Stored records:

:::::

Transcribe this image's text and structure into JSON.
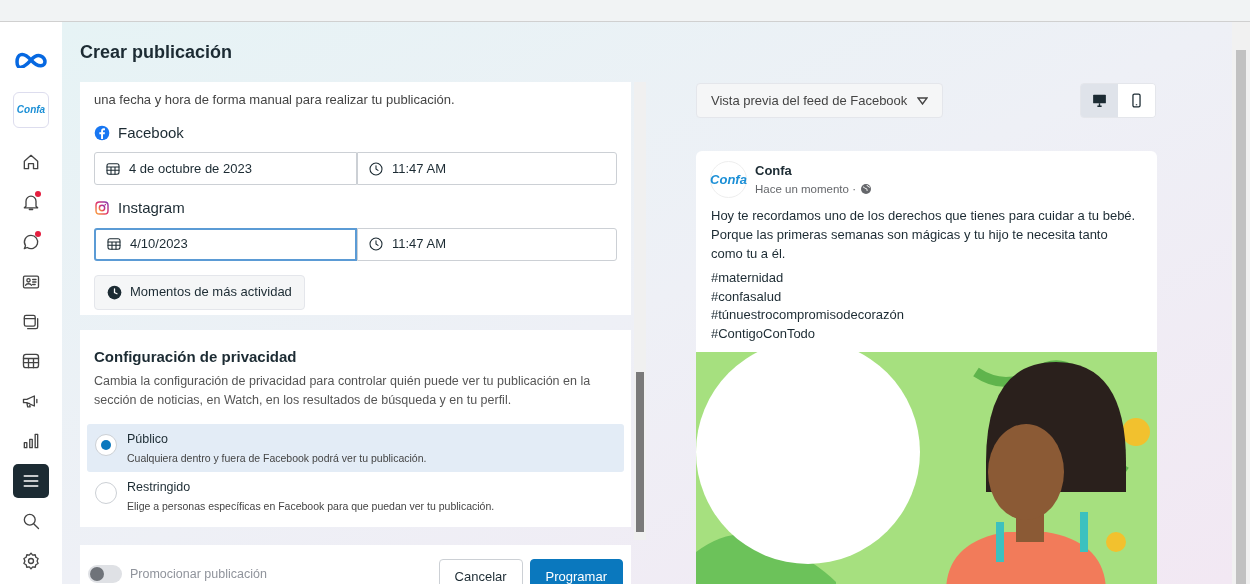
{
  "sidebar": {
    "page_logo": "Confa",
    "items": [
      {
        "kind": "home",
        "selected": false,
        "badge": false
      },
      {
        "kind": "bell",
        "selected": false,
        "badge": true
      },
      {
        "kind": "chat",
        "selected": false,
        "badge": true
      },
      {
        "kind": "idcard",
        "selected": false,
        "badge": false
      },
      {
        "kind": "layers",
        "selected": false,
        "badge": false
      },
      {
        "kind": "table",
        "selected": false,
        "badge": false
      },
      {
        "kind": "megaphone",
        "selected": false,
        "badge": false
      },
      {
        "kind": "chart",
        "selected": false,
        "badge": false
      },
      {
        "kind": "menu",
        "selected": true,
        "badge": false
      },
      {
        "kind": "search",
        "selected": false,
        "badge": false
      },
      {
        "kind": "settings",
        "selected": false,
        "badge": false
      }
    ]
  },
  "header": {
    "title": "Crear publicación"
  },
  "schedule": {
    "intro": "una fecha y hora de forma manual para realizar tu publicación.",
    "platforms": [
      {
        "kind": "facebook",
        "label": "Facebook",
        "date": "4 de octubre de 2023",
        "time": "11:47 AM",
        "focused": false
      },
      {
        "kind": "instagram",
        "label": "Instagram",
        "date": "4/10/2023",
        "time": "11:47 AM",
        "focused": true
      }
    ],
    "activity_button": "Momentos de más actividad"
  },
  "privacy": {
    "title": "Configuración de privacidad",
    "description": "Cambia la configuración de privacidad para controlar quién puede ver tu publicación en la sección de noticias, en Watch, en los resultados de búsqueda y en tu perfil.",
    "options": [
      {
        "label": "Público",
        "description": "Cualquiera dentro y fuera de Facebook podrá ver tu publicación.",
        "selected": true
      },
      {
        "label": "Restringido",
        "description": "Elige a personas específicas en Facebook para que puedan ver tu publicación.",
        "selected": false
      }
    ]
  },
  "footer": {
    "promote": {
      "label": "Promocionar publicación",
      "on": false
    },
    "buttons": [
      {
        "label": "Cancelar",
        "kind": "secondary"
      },
      {
        "label": "Programar",
        "kind": "primary"
      }
    ]
  },
  "preview": {
    "placement": "Vista previa del feed de Facebook",
    "devices": [
      {
        "kind": "desktop",
        "selected": true
      },
      {
        "kind": "mobile",
        "selected": false
      }
    ],
    "post": {
      "avatar_logo": "Confa",
      "author": "Confa",
      "time": "Hace un momento ·",
      "text": "Hoy te recordamos uno de los derechos que tienes para cuidar a tu bebé. Porque las primeras semanas son mágicas y tu hijo te necesita tanto como tu a él.",
      "hashtags": [
        "#maternidad",
        "#confasalud",
        "#túnuestrocompromisodecorazón",
        "#ContigoConTodo"
      ]
    }
  }
}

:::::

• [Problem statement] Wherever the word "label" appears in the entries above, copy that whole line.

• [Result for this task]
        "label": "Facebook",
        "label": "Instagram",
        "label": "Público",
        "label": "Restringido",
      "label": "Promocionar publicación",
        "label": "Cancelar",
        "label": "Programar",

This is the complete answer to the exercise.